What to work on: The response must contain every line below in which "title" appears.

<<<<

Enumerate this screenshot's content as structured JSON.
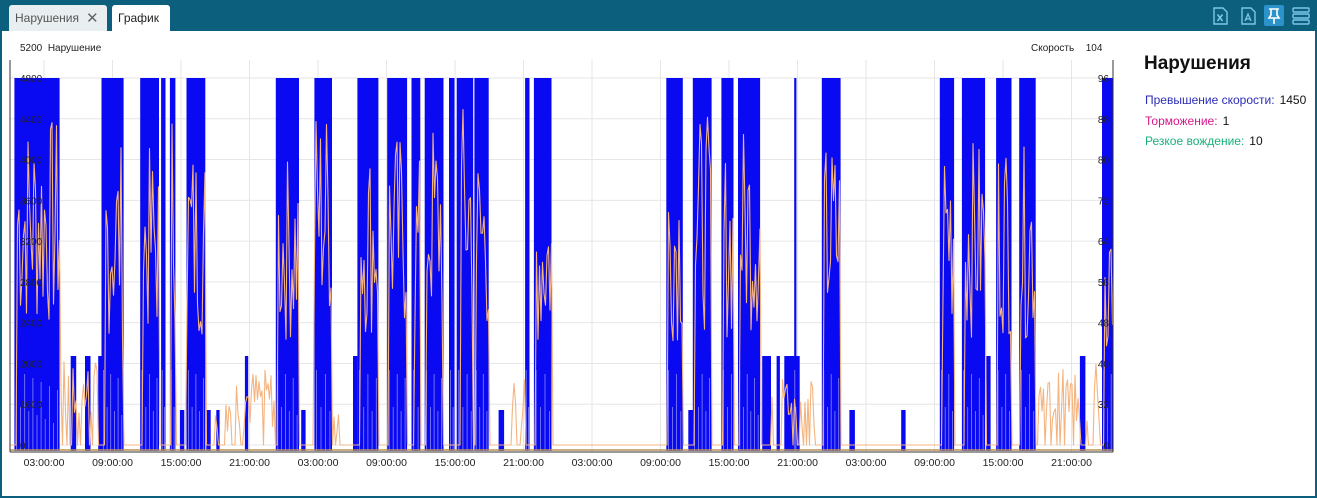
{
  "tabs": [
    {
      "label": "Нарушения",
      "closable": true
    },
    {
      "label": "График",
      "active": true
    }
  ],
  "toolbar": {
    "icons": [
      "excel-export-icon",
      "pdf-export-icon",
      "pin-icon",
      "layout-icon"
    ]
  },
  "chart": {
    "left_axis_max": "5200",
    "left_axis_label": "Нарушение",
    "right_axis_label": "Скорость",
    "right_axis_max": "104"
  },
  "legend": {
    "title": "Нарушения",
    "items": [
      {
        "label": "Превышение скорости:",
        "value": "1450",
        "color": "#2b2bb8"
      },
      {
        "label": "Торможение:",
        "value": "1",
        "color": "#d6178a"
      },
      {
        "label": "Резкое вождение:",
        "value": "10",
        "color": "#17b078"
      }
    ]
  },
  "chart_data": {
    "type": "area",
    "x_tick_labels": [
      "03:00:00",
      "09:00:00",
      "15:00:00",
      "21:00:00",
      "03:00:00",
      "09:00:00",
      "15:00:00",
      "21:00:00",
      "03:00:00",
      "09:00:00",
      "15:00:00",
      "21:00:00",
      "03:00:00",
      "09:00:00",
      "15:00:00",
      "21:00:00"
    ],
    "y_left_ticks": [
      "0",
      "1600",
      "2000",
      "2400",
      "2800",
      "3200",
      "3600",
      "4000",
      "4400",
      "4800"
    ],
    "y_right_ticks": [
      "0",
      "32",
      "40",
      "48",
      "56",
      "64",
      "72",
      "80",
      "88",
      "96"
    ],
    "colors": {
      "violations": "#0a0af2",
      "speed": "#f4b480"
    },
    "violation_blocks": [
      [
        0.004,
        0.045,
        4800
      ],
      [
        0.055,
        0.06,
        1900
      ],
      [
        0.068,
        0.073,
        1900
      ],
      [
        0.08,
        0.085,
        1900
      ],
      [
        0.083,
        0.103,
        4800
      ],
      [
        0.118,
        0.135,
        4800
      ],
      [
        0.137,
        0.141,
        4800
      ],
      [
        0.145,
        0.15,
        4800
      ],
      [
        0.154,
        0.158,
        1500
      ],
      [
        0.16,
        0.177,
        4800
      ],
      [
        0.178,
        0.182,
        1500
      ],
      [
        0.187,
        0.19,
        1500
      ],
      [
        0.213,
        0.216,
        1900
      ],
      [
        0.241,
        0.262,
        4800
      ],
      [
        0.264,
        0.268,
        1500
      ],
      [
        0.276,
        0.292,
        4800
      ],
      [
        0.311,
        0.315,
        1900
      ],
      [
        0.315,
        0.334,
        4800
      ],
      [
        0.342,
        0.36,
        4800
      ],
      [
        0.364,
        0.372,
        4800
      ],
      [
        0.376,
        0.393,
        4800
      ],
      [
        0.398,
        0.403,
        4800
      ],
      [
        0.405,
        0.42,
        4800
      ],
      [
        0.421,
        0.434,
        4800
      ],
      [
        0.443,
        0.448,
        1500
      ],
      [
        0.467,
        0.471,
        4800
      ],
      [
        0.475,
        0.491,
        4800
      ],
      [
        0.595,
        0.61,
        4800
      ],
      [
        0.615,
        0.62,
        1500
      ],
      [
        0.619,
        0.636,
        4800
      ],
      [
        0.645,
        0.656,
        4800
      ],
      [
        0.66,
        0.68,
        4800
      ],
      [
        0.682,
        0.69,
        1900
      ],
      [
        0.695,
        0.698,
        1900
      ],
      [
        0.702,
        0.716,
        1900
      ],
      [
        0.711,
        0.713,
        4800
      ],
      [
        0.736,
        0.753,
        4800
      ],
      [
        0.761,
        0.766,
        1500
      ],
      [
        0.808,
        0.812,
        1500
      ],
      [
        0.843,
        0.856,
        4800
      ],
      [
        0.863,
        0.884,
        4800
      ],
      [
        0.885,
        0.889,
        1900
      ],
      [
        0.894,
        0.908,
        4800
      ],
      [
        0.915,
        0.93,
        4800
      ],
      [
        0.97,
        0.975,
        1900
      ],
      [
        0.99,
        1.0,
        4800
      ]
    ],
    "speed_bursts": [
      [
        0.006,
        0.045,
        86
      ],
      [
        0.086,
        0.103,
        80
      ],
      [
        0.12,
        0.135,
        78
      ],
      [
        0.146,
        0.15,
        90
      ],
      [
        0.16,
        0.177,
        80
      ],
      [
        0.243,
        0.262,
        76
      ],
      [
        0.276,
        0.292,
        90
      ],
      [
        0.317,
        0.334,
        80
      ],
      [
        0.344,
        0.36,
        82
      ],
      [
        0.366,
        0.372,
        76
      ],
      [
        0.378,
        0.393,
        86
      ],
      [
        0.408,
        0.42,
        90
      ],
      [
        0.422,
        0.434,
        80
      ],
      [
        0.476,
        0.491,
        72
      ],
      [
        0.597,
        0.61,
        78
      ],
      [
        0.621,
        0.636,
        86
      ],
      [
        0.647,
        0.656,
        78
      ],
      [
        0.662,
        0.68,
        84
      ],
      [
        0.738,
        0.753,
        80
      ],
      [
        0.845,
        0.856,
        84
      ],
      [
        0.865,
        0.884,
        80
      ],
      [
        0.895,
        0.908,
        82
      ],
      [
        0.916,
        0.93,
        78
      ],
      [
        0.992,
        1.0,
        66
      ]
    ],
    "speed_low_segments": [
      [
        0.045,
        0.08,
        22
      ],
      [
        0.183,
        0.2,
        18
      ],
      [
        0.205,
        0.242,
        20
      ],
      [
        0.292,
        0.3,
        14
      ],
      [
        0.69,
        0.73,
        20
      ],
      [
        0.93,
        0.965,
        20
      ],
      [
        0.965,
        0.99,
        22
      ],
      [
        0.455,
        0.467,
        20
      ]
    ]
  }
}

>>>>
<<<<

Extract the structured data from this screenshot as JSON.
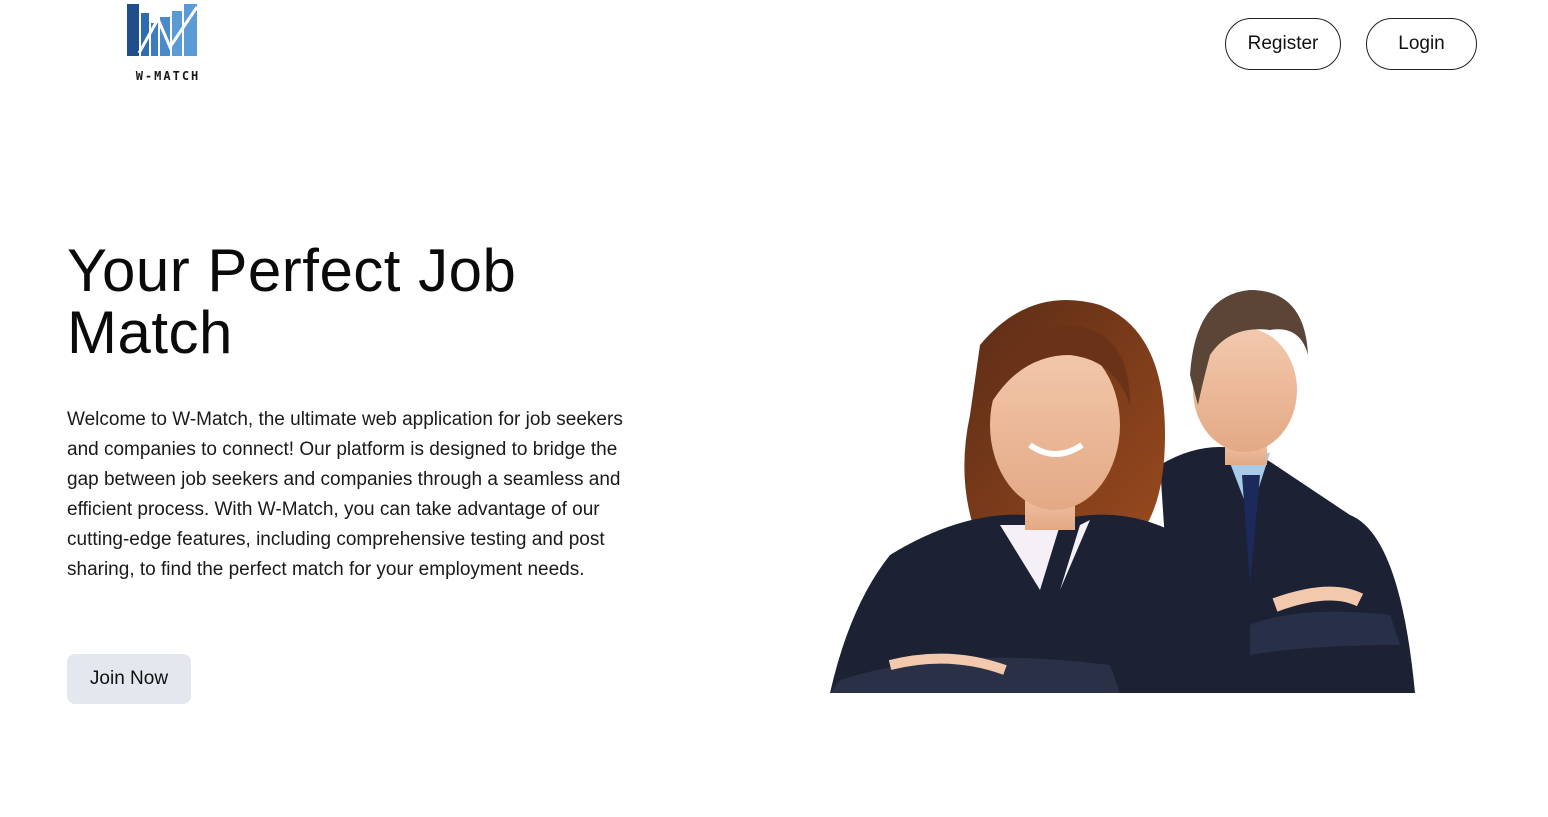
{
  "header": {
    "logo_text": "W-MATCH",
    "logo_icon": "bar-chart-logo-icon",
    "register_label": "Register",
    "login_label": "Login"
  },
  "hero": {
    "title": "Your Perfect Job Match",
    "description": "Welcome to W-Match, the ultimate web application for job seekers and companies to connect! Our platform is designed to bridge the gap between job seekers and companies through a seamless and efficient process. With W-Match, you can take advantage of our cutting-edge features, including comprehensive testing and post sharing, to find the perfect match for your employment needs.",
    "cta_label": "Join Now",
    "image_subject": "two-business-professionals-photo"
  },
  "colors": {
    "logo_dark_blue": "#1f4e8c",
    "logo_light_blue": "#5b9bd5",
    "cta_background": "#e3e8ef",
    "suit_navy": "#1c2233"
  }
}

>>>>
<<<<

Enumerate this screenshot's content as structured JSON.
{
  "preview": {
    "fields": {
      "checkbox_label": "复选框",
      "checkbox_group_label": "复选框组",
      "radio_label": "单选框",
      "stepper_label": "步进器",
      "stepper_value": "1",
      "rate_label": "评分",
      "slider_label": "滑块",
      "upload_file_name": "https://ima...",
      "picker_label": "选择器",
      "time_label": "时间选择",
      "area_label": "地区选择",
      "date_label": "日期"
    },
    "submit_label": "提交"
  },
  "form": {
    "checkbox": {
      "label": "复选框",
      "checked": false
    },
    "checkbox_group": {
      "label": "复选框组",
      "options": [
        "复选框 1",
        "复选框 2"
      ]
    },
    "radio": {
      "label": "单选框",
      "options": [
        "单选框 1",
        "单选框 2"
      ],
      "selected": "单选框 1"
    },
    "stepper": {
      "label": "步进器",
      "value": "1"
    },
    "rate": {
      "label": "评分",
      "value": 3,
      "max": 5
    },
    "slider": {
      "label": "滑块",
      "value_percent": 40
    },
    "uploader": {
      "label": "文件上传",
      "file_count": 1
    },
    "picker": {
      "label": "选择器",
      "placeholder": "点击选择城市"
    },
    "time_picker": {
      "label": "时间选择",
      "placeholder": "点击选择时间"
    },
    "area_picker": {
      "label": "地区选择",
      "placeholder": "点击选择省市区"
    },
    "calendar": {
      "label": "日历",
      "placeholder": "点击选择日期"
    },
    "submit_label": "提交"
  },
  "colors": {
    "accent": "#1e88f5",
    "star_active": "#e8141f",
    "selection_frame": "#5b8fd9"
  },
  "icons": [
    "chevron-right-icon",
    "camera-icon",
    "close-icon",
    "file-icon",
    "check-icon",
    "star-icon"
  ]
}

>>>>

Written solution:
    "title": "Нарушения",
    "title": "Your Perfect Job Match",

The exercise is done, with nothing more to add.